Clemson's pursuers have new looks in ACC's Atlantic Division
By AARON BEARD
CHARLOTTE, N.C. (AP) Clemson looks ready for another year as the Atlantic Coast Conference favorite in a division that has long been the league's center of power.
It's the teams behind the three-time defending ACC champion Tigers in the Atlantic Division that are sporting a different look.
Florida State has a new coach in Willie Taggart. Louisville has lost a Heisman Trophy winner in quarterback Lamar Jackson after he spent the past two seasons terrorizing division defenses. And North Carolina State, which finished second to Clemson last year, faces significant questions after defensive player of the year Bradley Chubb was among four defensive linemen selected in the NFL draft.
So how will all that change among Clemson's top contenders affect the divisional race?
"We're about to find out," Louisville coach Bobby Petrino said Thursday during the ACC Kickoff preseason media days. "I think that's greatest thing about the game. We can do all this talking in the offseason and spring and summer, but then the season starts. And that's when you find out who's going to be where, and who's going to challenge Clemson. Obviously it has to go through Clemson. But it's time for someone to get them."
The Tigers are trying to become the first team to win four straight ACC titles since Florida State's nine-year run began in the 1990s. They've lost only four games in three seasons, with two coming against ACC opponents and one - at Syracuse last year - coming within the Atlantic Division.
From there, there are plenty of changes in a division that has claimed seven straight league titles - the biggest coming in Tallahassee.
The Seminoles brought in Taggart after a year at Oregon to take over for Jimbo Fisher, who left for Texas A&M after eight seasons as Bobby Bowden's successor. And that makes Taggart only the Seminoles' third coach since 1976.
Fisher's Seminoles ran a pro-style offense, though Taggart is expected to bring a faster tempo in what is described as a "Gulf Coast" offense rooted in the spread. And he's got two experienced possibilities at quarterbacks in James Blackman and Deondre Francois.
"It'll be faster than what we've been before," Taggart said. "We're not a team that's trying to get 100 plays. We don't do tempo to get 100 plays. We're trying to get explosive plays. ... And we have the players to do that."
The offense isn't the only change at FSU, to listen to running back Cam Akers.
"Accountability - that's one of the biggest ones," Akers said. "Just people doing what we're supposed to do as a team. Class, being late for things, there's no more. You've got to be accountable for everything. There's real consequences for everything."
At Louisville, the question is how to replace Jackson, the 2016 Heisman winner and last season's ACC offensive player of the year who had a national-best 5,261 yards of total offense. That job falls to Jawon Pass, a 6-foot-4 redshirt sophomore who appeared in five games and has 33 college passes on his resume.

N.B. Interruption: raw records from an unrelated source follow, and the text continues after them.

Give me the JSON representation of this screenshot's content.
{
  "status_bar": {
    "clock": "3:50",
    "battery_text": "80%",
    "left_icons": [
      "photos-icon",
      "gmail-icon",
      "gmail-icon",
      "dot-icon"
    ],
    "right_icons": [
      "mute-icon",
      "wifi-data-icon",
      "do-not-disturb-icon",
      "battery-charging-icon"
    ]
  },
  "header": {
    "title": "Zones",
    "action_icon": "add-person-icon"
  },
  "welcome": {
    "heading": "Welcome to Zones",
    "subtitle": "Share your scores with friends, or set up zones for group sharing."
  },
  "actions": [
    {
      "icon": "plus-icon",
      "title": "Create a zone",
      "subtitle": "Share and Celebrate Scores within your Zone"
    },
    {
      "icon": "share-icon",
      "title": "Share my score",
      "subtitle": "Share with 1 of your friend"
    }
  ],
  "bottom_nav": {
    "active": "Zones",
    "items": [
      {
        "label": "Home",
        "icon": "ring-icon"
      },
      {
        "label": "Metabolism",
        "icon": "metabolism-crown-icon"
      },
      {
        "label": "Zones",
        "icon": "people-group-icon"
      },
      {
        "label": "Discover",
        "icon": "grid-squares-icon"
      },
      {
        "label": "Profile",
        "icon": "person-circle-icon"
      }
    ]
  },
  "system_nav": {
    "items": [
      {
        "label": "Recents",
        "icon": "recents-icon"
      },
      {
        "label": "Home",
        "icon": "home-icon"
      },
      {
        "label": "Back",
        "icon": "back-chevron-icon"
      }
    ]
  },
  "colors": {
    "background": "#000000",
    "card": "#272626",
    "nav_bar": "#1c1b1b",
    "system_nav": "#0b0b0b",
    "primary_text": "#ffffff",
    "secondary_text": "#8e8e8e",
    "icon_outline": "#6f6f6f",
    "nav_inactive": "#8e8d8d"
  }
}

Yet Petrino has the unexpectedly optimistic public position that the offense will be better in 2018 by being more balanced.
"They're still going to have their doubts about what we can do without Lamar," receiver Jaylen Smith said. "So yeah, it feels like we're kind of sliding under the radar."
At N.C. State, the Wolfpack finished 6-2 in the ACC last year and played Clemson within single digits in tough losses in each of the past two seasons. The Wolfpack had a school-record seven players drafted into the NFL.
"Five years ago we had zero wins in the ACC, this year we tied the school record," Doeren said. "Five years ago we had no draft picks, this year we broke the school record. So the progress is there. Everyone sees it. Now it's just continuing to get better and just raising the standard for this program again - and that's what this year is about."
More AP college football: http://collegefootball.ap.org and http://www.twitter.com/aaronbeardap
Follow Aaron Beard on Twitter at http://www.twitter.com/aaronbeardap
Updated July 19, 2018